=== DATA SHOWN ===

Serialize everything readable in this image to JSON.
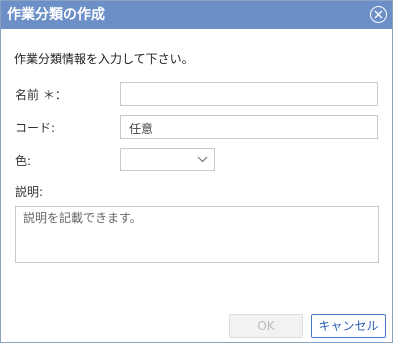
{
  "dialog": {
    "title": "作業分類の作成",
    "instruction": "作業分類情報を入力して下さい。"
  },
  "form": {
    "name_label": "名前 ＊：",
    "name_value": "",
    "code_label": "コード:",
    "code_value": "任意",
    "color_label": "色:",
    "color_value": "",
    "description_label": "説明:",
    "description_placeholder": "説明を記載できます。"
  },
  "buttons": {
    "ok_label": "OK",
    "cancel_label": "キャンセル"
  },
  "colors": {
    "titlebar": "#6b8fc6",
    "accent": "#4a78c8"
  },
  "icons": {
    "close": "close-circle-icon",
    "dropdown": "chevron-down-icon"
  }
}
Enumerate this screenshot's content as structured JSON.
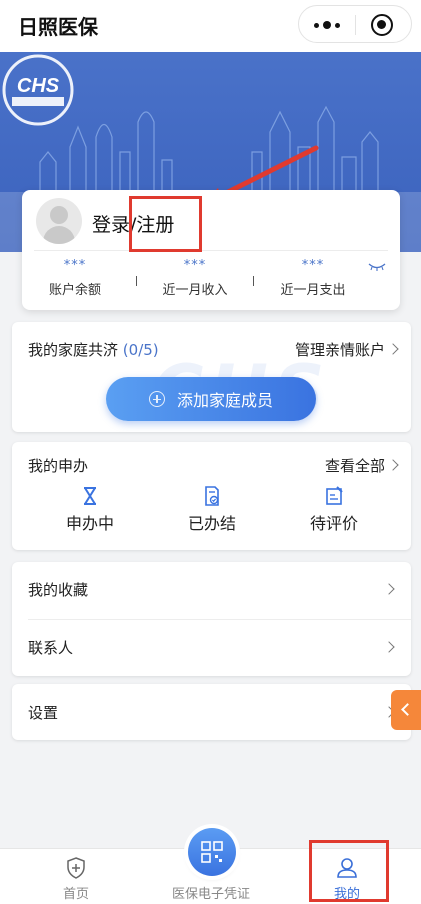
{
  "app": {
    "title": "日照医保"
  },
  "colors": {
    "primary": "#3b62bd",
    "accent": "#4a74c9",
    "annotation": "#e03a2f",
    "side_tab": "#f5873a"
  },
  "account": {
    "login_label": "登录/注册",
    "stats": [
      {
        "value": "***",
        "label": "账户余额"
      },
      {
        "value": "***",
        "label": "近一月收入"
      },
      {
        "value": "***",
        "label": "近一月支出"
      }
    ],
    "toggle_icon": "eye-closed-icon"
  },
  "family": {
    "title": "我的家庭共济",
    "count": "(0/5)",
    "manage_label": "管理亲情账户",
    "add_button": "添加家庭成员"
  },
  "apply": {
    "title": "我的申办",
    "view_all": "查看全部",
    "items": [
      {
        "label": "申办中",
        "icon": "hourglass-icon"
      },
      {
        "label": "已办结",
        "icon": "doc-check-icon"
      },
      {
        "label": "待评价",
        "icon": "doc-edit-icon"
      }
    ]
  },
  "menu": {
    "favorites": "我的收藏",
    "contacts": "联系人",
    "settings": "设置"
  },
  "tabbar": {
    "items": [
      {
        "label": "首页",
        "icon": "shield-plus-icon"
      },
      {
        "label": "医保电子凭证",
        "icon": "qrcode-icon"
      },
      {
        "label": "我的",
        "icon": "user-icon"
      }
    ]
  }
}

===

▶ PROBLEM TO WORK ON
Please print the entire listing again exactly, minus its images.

▶ RESPONSE BELOW
Serialize everything readable in this image to JSON.
{
  "dialog": {
    "title": "作業分類の作成",
    "instruction": "作業分類情報を入力して下さい。"
  },
  "form": {
    "name_label": "名前 ＊：",
    "name_value": "",
    "code_label": "コード:",
    "code_value": "任意",
    "color_label": "色:",
    "color_value": "",
    "description_label": "説明:",
    "description_placeholder": "説明を記載できます。"
  },
  "buttons": {
    "ok_label": "OK",
    "cancel_label": "キャンセル"
  },
  "colors": {
    "titlebar": "#6b8fc6",
    "accent": "#4a78c8"
  },
  "icons": {
    "close": "close-circle-icon",
    "dropdown": "chevron-down-icon"
  }
}
Enumerate this screenshot's content as structured JSON.
{
  "app": {
    "title": "日照医保"
  },
  "colors": {
    "primary": "#3b62bd",
    "accent": "#4a74c9",
    "annotation": "#e03a2f",
    "side_tab": "#f5873a"
  },
  "account": {
    "login_label": "登录/注册",
    "stats": [
      {
        "value": "***",
        "label": "账户余额"
      },
      {
        "value": "***",
        "label": "近一月收入"
      },
      {
        "value": "***",
        "label": "近一月支出"
      }
    ],
    "toggle_icon": "eye-closed-icon"
  },
  "family": {
    "title": "我的家庭共济",
    "count": "(0/5)",
    "manage_label": "管理亲情账户",
    "add_button": "添加家庭成员"
  },
  "apply": {
    "title": "我的申办",
    "view_all": "查看全部",
    "items": [
      {
        "label": "申办中",
        "icon": "hourglass-icon"
      },
      {
        "label": "已办结",
        "icon": "doc-check-icon"
      },
      {
        "label": "待评价",
        "icon": "doc-edit-icon"
      }
    ]
  },
  "menu": {
    "favorites": "我的收藏",
    "contacts": "联系人",
    "settings": "设置"
  },
  "tabbar": {
    "items": [
      {
        "label": "首页",
        "icon": "shield-plus-icon"
      },
      {
        "label": "医保电子凭证",
        "icon": "qrcode-icon"
      },
      {
        "label": "我的",
        "icon": "user-icon"
      }
    ]
  }
}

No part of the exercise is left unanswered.